**TASK DIRECTIONS:** Write out each record below exactly, but not the pictures.
----------------------------------------
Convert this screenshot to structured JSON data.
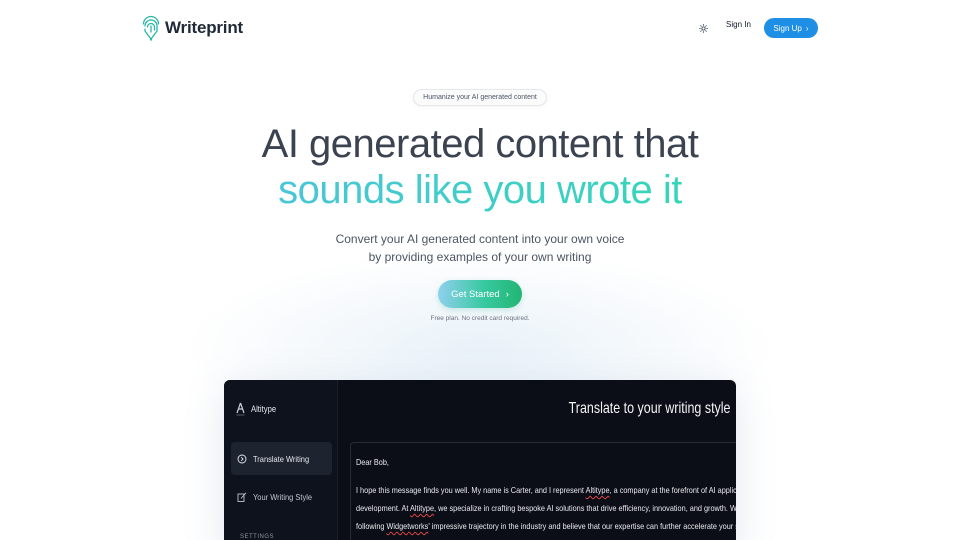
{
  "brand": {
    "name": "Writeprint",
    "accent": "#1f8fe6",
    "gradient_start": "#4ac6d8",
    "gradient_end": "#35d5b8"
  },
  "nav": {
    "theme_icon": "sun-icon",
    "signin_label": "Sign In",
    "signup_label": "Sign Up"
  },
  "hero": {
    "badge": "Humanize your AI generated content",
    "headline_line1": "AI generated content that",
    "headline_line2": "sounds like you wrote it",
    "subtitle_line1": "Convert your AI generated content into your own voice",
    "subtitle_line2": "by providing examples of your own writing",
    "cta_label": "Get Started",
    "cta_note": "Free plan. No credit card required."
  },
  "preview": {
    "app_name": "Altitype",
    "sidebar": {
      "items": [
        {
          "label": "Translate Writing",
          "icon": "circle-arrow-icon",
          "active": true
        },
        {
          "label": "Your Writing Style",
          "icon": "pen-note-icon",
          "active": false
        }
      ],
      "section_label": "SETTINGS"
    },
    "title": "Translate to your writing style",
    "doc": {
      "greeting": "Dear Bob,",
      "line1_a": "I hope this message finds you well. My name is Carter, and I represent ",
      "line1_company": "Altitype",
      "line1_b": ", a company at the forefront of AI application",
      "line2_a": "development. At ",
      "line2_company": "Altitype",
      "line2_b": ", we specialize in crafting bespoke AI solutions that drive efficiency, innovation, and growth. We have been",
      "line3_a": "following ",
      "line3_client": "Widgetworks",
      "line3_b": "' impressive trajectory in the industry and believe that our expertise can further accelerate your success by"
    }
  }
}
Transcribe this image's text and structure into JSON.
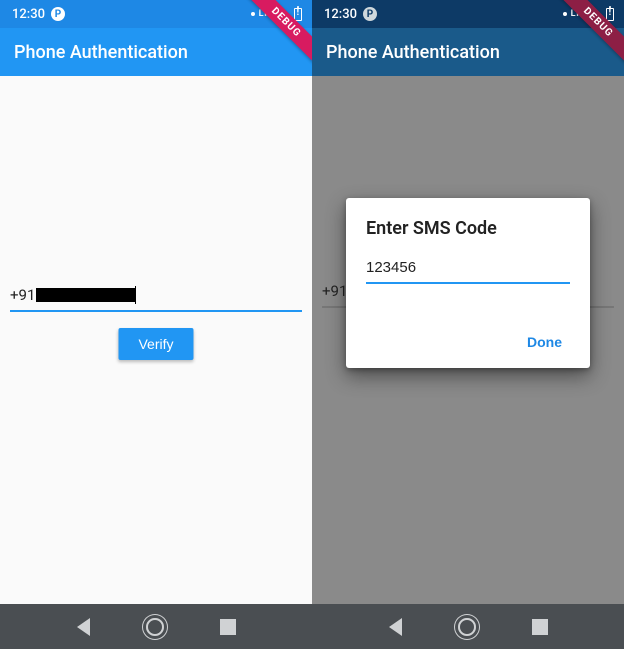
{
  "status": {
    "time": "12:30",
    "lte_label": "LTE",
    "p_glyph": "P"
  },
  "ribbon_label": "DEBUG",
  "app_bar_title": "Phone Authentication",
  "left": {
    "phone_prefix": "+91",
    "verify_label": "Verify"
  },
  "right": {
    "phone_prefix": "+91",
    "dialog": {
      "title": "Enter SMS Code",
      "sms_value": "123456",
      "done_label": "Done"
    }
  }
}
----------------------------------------
**TASK SOLUTION:**
Convert this screenshot to structured JSON data.
{
  "brand": {
    "name": "Writeprint",
    "accent": "#1f8fe6",
    "gradient_start": "#4ac6d8",
    "gradient_end": "#35d5b8"
  },
  "nav": {
    "theme_icon": "sun-icon",
    "signin_label": "Sign In",
    "signup_label": "Sign Up"
  },
  "hero": {
    "badge": "Humanize your AI generated content",
    "headline_line1": "AI generated content that",
    "headline_line2": "sounds like you wrote it",
    "subtitle_line1": "Convert your AI generated content into your own voice",
    "subtitle_line2": "by providing examples of your own writing",
    "cta_label": "Get Started",
    "cta_note": "Free plan. No credit card required."
  },
  "preview": {
    "app_name": "Altitype",
    "sidebar": {
      "items": [
        {
          "label": "Translate Writing",
          "icon": "circle-arrow-icon",
          "active": true
        },
        {
          "label": "Your Writing Style",
          "icon": "pen-note-icon",
          "active": false
        }
      ],
      "section_label": "SETTINGS"
    },
    "title": "Translate to your writing style",
    "doc": {
      "greeting": "Dear Bob,",
      "line1_a": "I hope this message finds you well. My name is Carter, and I represent ",
      "line1_company": "Altitype",
      "line1_b": ", a company at the forefront of AI application",
      "line2_a": "development. At ",
      "line2_company": "Altitype",
      "line2_b": ", we specialize in crafting bespoke AI solutions that drive efficiency, innovation, and growth. We have been",
      "line3_a": "following ",
      "line3_client": "Widgetworks",
      "line3_b": "' impressive trajectory in the industry and believe that our expertise can further accelerate your success by"
    }
  }
}
Transcribe this image's text and structure into JSON.
{
  "status": {
    "time": "12:30",
    "lte_label": "LTE",
    "p_glyph": "P"
  },
  "ribbon_label": "DEBUG",
  "app_bar_title": "Phone Authentication",
  "left": {
    "phone_prefix": "+91",
    "verify_label": "Verify"
  },
  "right": {
    "phone_prefix": "+91",
    "dialog": {
      "title": "Enter SMS Code",
      "sms_value": "123456",
      "done_label": "Done"
    }
  }
}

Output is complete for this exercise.